AMP is a Google-guided technology that strips down web pages to a limited sub-set of tags to serve pages faster. It was developed as a web-based rival to native news apps from vendors like Apple.
The controversy first arose when it was clear how much influence Google had over the conventions, essentially creating a tiered Web overseen by a single entity. The clamor didn’t calm when it became clear that Google prioritized AMP pages for mobile search results. Developers were left in a difficult position: stand by best practices supporting a platform-agnostic Web, or do what’s right for their clients by building the most competitive mobile site possible.
But that was 2015, six years is a lifetime for a web technology, and things are about to change.
Hidden among the announcements about the much-delayed Core Web Vitals update — it’s finally rolling out, a year after originally planned, but don’t expect to see much impact until the end of August — is the news that Google mobile search will no longer prioritize AMP pages.
Beginning immediately (from the 17th June onwards) and completing sometime before the end of August, AMP will cease to be a factor in mobile site ranking. The AMP badge on mobile search results will disappear, and AMP is not required to have your site included on Google’s news app.

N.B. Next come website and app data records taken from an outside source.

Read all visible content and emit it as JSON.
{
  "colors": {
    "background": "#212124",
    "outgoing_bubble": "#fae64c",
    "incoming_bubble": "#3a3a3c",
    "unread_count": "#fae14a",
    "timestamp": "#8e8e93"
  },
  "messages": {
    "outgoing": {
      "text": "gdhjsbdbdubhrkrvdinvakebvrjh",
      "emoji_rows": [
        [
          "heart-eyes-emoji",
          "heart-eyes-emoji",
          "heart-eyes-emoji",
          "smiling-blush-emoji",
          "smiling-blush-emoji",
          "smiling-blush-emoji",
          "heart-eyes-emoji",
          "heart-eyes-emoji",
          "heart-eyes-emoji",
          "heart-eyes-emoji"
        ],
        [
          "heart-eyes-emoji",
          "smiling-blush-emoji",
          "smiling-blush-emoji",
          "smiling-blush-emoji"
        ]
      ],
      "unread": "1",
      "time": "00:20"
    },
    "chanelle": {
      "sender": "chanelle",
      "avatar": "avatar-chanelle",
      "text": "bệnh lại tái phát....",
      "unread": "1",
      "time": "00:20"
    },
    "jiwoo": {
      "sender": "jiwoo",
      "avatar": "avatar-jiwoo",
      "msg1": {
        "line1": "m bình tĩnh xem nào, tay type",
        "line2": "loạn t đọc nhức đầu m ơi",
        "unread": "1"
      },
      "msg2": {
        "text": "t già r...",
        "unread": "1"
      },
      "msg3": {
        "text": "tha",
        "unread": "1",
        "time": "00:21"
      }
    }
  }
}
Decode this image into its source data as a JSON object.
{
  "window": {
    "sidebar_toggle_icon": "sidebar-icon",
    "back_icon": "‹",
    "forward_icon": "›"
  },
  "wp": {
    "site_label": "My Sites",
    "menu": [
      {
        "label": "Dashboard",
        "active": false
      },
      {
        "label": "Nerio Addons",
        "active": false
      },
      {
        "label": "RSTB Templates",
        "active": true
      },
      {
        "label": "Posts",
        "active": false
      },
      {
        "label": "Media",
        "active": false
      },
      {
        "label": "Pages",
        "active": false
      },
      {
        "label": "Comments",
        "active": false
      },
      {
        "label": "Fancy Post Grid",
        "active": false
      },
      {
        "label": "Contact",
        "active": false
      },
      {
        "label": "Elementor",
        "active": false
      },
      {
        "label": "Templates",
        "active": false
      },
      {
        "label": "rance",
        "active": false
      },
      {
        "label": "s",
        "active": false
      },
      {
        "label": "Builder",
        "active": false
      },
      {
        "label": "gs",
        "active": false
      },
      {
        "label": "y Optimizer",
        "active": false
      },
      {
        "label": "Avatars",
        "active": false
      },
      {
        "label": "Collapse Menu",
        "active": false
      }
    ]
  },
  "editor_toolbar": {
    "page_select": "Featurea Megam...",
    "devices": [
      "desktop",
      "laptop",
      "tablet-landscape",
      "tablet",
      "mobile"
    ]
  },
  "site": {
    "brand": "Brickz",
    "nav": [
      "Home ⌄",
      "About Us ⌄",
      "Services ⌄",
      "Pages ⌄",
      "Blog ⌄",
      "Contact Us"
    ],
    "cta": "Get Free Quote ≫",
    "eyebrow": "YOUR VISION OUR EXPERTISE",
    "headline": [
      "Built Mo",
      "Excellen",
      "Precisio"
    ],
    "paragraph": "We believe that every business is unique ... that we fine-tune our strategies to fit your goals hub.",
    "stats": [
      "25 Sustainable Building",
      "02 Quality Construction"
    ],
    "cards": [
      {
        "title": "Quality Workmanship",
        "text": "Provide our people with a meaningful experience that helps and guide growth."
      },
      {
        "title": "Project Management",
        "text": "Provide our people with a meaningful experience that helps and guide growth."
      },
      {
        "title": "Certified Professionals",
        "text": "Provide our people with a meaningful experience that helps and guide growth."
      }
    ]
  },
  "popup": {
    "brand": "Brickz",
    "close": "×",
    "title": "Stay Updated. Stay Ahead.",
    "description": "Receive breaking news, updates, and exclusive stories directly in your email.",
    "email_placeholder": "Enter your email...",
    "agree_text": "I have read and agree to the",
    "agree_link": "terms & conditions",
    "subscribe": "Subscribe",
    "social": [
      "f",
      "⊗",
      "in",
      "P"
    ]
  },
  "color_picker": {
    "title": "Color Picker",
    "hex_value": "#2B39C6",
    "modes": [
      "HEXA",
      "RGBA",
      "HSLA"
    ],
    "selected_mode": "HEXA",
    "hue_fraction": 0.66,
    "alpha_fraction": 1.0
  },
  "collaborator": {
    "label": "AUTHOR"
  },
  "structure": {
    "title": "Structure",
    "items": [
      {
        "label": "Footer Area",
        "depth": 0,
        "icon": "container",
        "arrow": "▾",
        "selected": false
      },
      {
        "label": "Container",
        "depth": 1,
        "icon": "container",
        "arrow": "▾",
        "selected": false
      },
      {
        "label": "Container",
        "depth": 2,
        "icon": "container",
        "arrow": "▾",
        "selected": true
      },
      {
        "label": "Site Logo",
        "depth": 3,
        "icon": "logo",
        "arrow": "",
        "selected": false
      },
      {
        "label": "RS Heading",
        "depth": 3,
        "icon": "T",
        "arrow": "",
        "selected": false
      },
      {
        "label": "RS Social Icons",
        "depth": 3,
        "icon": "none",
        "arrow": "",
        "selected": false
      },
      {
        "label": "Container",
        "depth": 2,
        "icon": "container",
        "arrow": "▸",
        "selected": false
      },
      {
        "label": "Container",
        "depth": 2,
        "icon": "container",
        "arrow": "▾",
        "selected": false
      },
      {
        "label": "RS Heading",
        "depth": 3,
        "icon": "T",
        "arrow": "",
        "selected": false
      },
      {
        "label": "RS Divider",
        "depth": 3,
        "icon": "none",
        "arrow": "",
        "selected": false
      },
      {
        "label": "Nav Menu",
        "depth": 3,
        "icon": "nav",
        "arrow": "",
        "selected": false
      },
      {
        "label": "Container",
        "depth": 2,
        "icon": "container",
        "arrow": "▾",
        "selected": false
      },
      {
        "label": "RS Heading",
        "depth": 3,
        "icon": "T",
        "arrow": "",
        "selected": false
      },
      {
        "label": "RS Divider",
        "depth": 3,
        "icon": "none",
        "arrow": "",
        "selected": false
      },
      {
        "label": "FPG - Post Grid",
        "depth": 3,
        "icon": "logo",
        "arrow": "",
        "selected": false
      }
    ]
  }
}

This significant move is due to the fact that the Core Web Vitals update from Google will expect the same speed and usability as AMP from non-AMP pages. Google still expects the same optimized user experience; it simply isn’t offering a cheat sheet on how to achieve it.
You can continue to use AMP, but there’s no automatic benefit to doing so, and the housekeeping involved in maintaining multiple front-ends means it’s far simpler to optimize your base site. Without a solid purpose, AMP ceases to fill a need. And just like that, one of the most controversial technologies of recent years slips away.
Featured image via Unsplash.